Last year, Gallup published the third iteration of its State of the American Workplace report, an in-depth study created to help business leaders optimize their hiring, engagement, and performance strategies.

Collecting data from more than 195,000 U.S. employees, Gallup scientists asked employees to indicate the top reasons they would consider leaving their firms for a different organization.

What floated to the top can be summarized in one distinct sentence:

Their work doesn't have meaning and purpose.

To give managers some lucid insight, when your employees don't get to do what they do best regularly, they exit early; having work with purpose is what workers value most.

Couple that with the fact that only one-third of U.S. employees are engaged in their work and workplace right now, and it should come as no surprise that, according to Gallup's report, 51 percent of American workers are actively looking for a different job or watching for openings right now. 

"Employees feel rather indifferent about their job and the work they are being asked to do. Organizations are not giving them compelling reasons to stay," states the report.

Fixing the problem today.

Steve Taylor, writing for Psychology Today, states, "The need for purpose is one the defining characteristics of human beings. Human beings crave purpose, and suffer serious psychological difficulties when we don't have it. Purpose is a fundamental component of a fulfilling life." 

That's an alarming quote, since most of us spend the majority of our awake time at work. To close the wide gap between work and lack of purpose, Gallup says employees will do their best by integrating their biggest strengths: talent (the natural capacity for excellence); skills (what they can do); and knowledge (what they know).

People love to use their unique talents, skills, and knowledge, but conventional managers typically lack the capacity to know how to create the environment for this to take place.

Let's practically illustrate what truly engaging and human-centered leaders do differently to keep their employees from jumping ship.

1. They get to know their people to discover their strengths.

This is the most obvious first step for all managers, whatever their level: finding out the talents, skills, and knowledge of their employees. Great leaders will leverage close relationships with employees by finding out what their strengths are and bringing out the best in their employees. Once they truly understand their employees' God-given talents, they'll begin to craft and assign meaningful work that goes beyond a static job description. 

2. They match their employees' roles to their strengths.

To get employees to "do what I do best" along with a sense of purpose, managers must match the right person with the right role. Gallup states that "when employees are a mismatch for their role and organization, they often struggle to succeed or become bored and restless." Workers want roles that allow them to make the most of their strengths.

3. They help them find another job inside the company

Exceptional managers allow their best people to move around the organization. They'll craft new job roles for them and expand work to play to their strengths and keep things interesting. So, let them know they have options to stay within the organization without having to leave.

4. They practice the "stay interview" method. 

We've all heard of the traditional exit-interview questions once an employee quits.
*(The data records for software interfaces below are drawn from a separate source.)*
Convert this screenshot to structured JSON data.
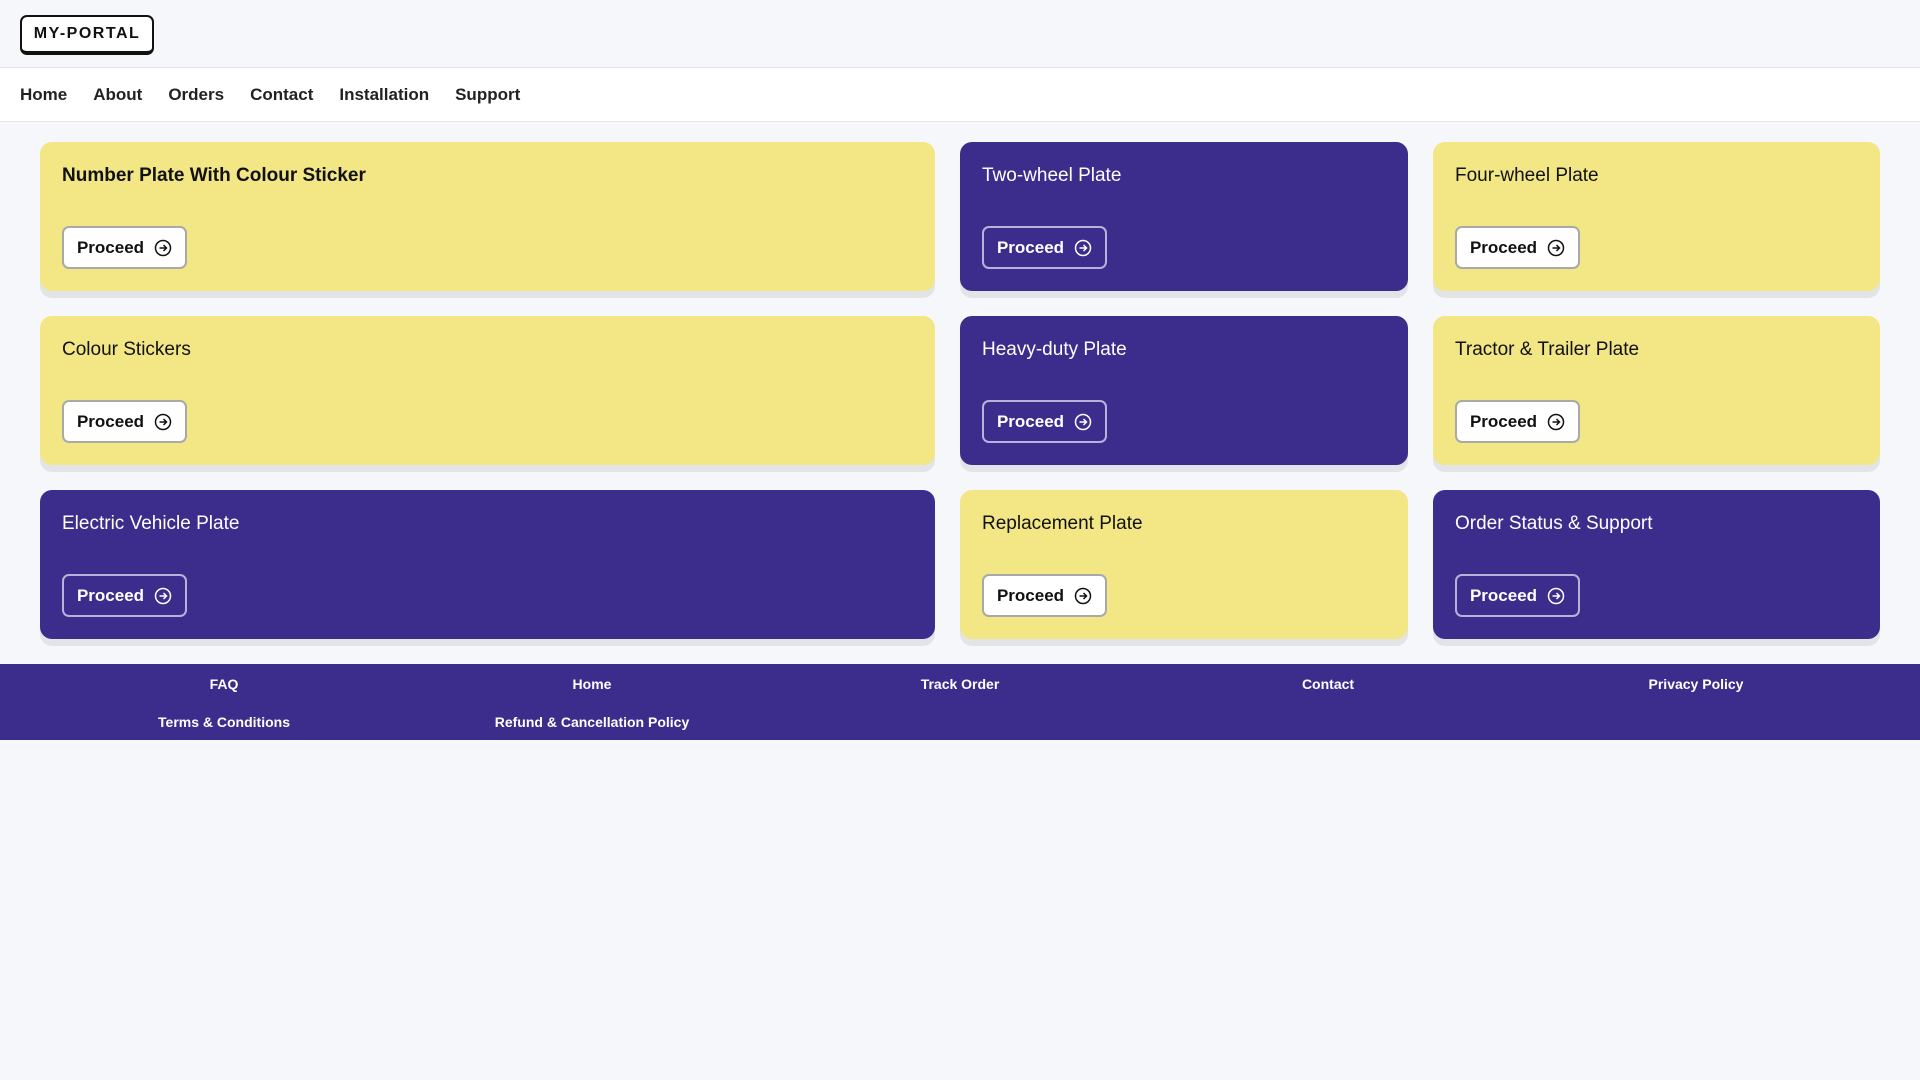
{
  "header": {
    "logo": "MY-PORTAL"
  },
  "nav": [
    "Home",
    "About",
    "Orders",
    "Contact",
    "Installation",
    "Support"
  ],
  "cards": [
    {
      "title": "Number Plate With Colour Sticker",
      "button": "Proceed",
      "theme": "yellow"
    },
    {
      "title": "Two-wheel Plate",
      "button": "Proceed",
      "theme": "purple"
    },
    {
      "title": "Four-wheel Plate",
      "button": "Proceed",
      "theme": "yellow"
    },
    {
      "title": "Colour Stickers",
      "button": "Proceed",
      "theme": "yellow"
    },
    {
      "title": "Heavy-duty Plate",
      "button": "Proceed",
      "theme": "purple"
    },
    {
      "title": "Tractor & Trailer Plate",
      "button": "Proceed",
      "theme": "yellow"
    },
    {
      "title": "Electric Vehicle Plate",
      "button": "Proceed",
      "theme": "purple"
    },
    {
      "title": "Replacement Plate",
      "button": "Proceed",
      "theme": "yellow"
    },
    {
      "title": "Order Status & Support",
      "button": "Proceed",
      "theme": "purple"
    }
  ],
  "footer": [
    "FAQ",
    "Home",
    "Track Order",
    "Contact",
    "Privacy Policy",
    "Terms & Conditions",
    "Refund & Cancellation Policy"
  ],
  "colors": {
    "yellow": "#f2e685",
    "purple": "#3c2d8c",
    "background": "#f6f7fb"
  }
}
Research found that what is shared in these exit interviews is seldom used to improve the organization--it's an obsolete formality. Great leaders, on the other hand, ask stay-interview questions like: What do you like about your job? What don't you like about your job? What work are you interested in doing? Do you feel your strengths are being used to their full potential? What would give you more purpose in your role? These are the types of future-focused questions that will spark discussions about engaging and retaining your top performers before they emotionally check out and start looking for other opportunities.